■ **What is needed**
Could you count how many lines of the data include "icon" and answer with the number only?

——————————

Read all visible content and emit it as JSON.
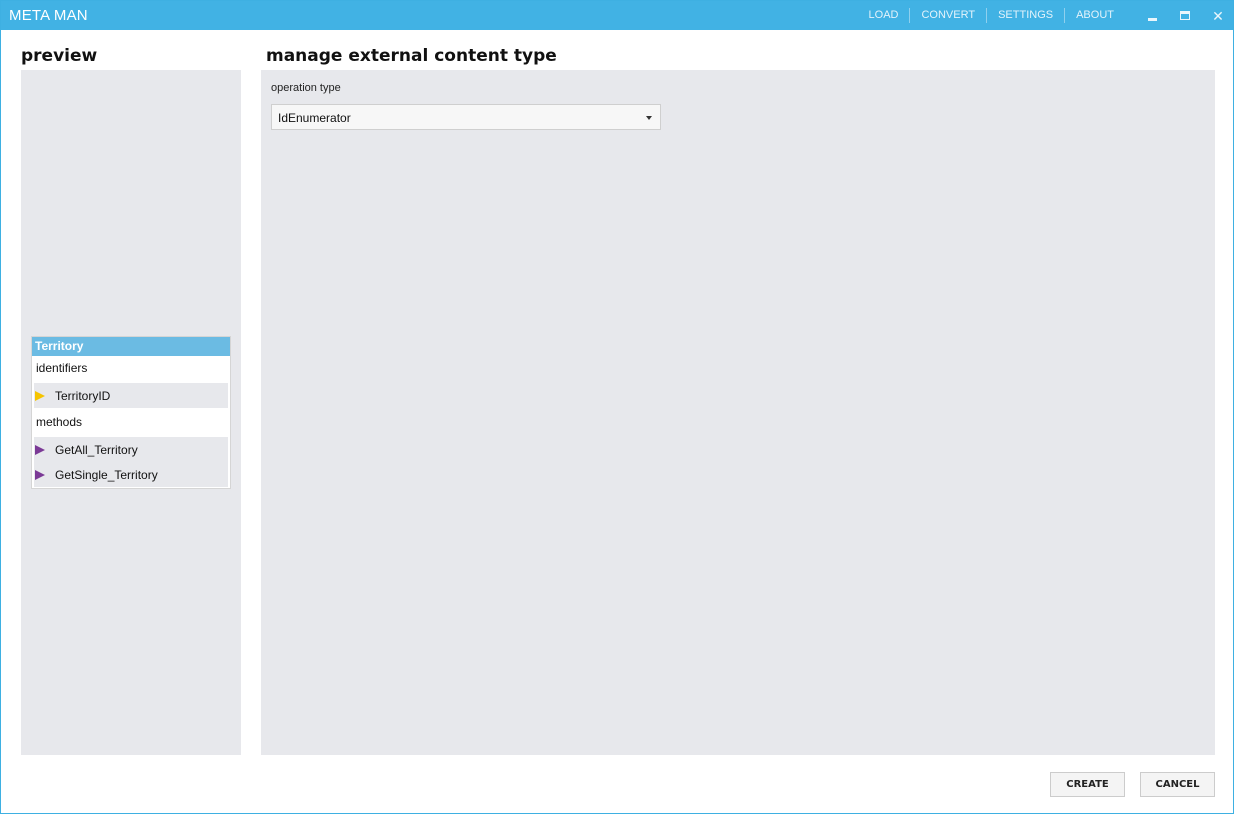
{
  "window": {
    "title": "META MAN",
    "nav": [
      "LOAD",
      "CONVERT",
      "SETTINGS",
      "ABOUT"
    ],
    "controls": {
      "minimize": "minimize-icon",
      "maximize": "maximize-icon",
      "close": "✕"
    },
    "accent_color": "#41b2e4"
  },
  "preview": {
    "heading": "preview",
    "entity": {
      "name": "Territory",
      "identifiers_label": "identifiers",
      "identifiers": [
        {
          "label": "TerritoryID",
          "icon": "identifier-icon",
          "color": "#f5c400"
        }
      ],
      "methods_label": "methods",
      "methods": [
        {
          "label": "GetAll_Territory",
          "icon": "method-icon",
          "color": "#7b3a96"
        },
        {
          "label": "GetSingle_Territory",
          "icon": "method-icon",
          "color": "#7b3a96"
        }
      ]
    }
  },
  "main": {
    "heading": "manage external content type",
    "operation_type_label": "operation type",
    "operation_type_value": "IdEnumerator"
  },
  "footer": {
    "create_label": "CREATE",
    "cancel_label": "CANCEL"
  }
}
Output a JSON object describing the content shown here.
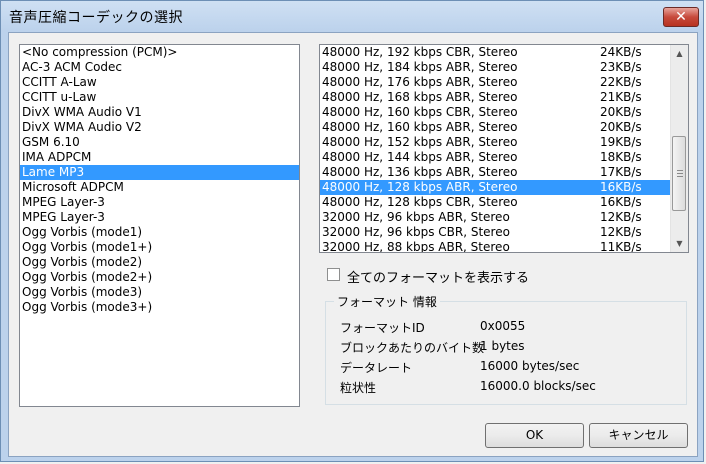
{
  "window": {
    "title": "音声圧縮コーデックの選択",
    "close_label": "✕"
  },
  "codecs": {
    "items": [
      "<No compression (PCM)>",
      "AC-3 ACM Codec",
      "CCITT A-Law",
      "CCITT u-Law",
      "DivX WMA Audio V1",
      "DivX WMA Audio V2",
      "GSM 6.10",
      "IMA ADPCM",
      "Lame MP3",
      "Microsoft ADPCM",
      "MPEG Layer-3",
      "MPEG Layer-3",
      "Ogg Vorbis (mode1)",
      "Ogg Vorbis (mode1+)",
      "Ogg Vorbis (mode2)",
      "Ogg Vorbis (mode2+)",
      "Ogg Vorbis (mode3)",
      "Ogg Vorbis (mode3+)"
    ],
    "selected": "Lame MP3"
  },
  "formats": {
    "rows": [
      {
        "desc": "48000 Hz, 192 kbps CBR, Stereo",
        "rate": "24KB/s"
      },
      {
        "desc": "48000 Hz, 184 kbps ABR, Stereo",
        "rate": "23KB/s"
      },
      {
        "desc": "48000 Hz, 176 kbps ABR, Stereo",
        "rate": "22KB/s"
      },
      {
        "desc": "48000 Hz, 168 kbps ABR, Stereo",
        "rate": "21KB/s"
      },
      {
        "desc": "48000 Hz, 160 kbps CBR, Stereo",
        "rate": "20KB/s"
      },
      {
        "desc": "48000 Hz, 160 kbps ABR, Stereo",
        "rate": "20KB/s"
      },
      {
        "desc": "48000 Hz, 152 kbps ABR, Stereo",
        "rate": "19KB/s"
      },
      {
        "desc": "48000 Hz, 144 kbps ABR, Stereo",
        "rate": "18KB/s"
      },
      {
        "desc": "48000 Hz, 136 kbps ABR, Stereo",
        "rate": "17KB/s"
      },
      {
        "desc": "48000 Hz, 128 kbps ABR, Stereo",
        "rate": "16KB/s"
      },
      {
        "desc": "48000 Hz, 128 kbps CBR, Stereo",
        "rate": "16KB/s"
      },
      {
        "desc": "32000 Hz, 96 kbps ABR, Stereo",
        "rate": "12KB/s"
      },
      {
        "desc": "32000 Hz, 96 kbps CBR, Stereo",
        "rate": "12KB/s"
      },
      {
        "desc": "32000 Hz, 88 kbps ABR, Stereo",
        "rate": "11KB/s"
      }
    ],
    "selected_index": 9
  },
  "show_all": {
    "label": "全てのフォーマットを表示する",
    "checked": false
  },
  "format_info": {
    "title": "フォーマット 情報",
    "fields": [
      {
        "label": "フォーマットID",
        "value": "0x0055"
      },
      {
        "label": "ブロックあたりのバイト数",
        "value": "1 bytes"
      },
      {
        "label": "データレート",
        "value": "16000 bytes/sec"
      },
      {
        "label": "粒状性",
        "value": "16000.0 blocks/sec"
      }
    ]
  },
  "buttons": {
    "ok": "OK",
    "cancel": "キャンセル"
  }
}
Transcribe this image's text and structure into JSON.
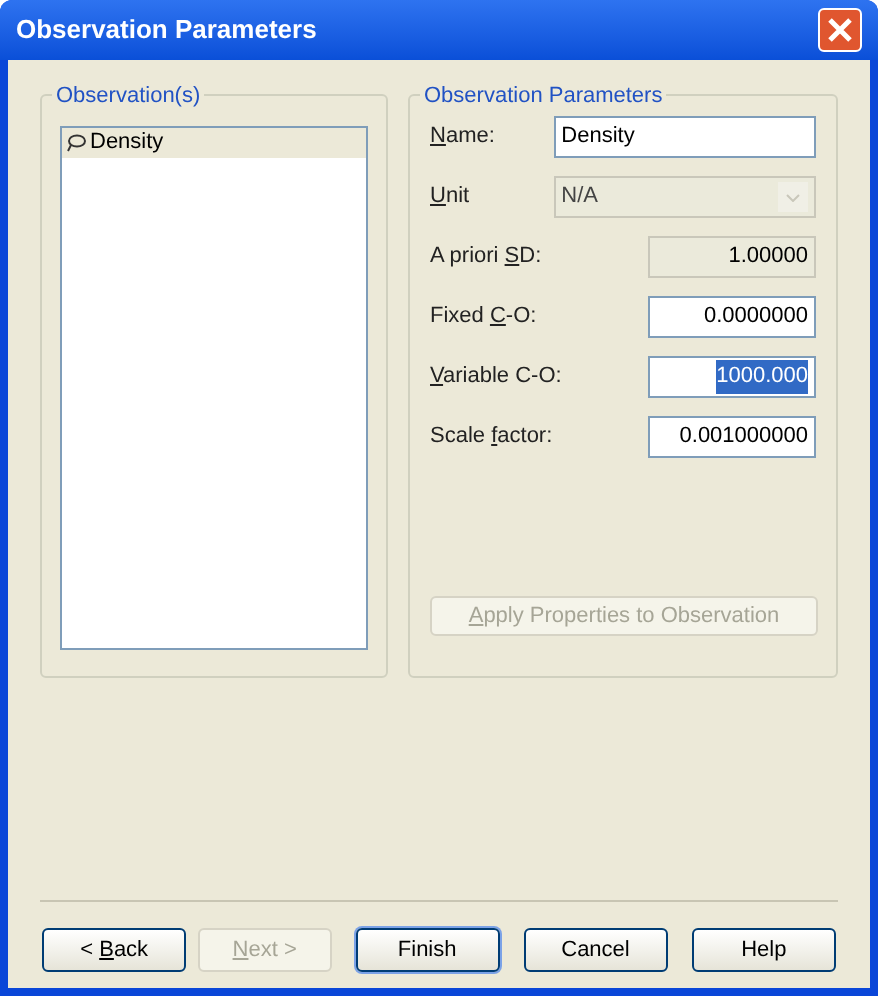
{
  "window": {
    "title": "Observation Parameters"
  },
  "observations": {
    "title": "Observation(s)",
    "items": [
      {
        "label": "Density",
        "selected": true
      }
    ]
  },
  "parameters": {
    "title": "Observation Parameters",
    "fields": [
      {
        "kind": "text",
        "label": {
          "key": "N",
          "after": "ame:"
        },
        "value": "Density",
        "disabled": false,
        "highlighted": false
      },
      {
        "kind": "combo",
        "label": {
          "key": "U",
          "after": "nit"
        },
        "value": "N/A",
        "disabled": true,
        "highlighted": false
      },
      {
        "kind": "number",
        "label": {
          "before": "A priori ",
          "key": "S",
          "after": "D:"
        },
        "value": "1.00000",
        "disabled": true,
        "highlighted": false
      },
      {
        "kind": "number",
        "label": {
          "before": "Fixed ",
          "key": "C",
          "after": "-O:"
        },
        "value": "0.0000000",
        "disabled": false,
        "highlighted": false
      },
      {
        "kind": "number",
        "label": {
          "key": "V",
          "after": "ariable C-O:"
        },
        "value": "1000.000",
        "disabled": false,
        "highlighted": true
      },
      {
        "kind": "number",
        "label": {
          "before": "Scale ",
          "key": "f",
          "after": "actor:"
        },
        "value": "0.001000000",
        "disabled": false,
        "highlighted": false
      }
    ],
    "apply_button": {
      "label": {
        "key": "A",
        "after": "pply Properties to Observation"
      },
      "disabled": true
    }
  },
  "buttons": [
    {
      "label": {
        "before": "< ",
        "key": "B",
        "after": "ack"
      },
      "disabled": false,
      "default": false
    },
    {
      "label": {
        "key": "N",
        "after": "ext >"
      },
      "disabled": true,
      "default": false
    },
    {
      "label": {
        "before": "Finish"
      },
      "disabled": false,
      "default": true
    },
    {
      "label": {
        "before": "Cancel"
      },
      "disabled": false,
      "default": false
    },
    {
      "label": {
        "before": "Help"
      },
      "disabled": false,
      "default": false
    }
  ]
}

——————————

■ **Exercise answer**
5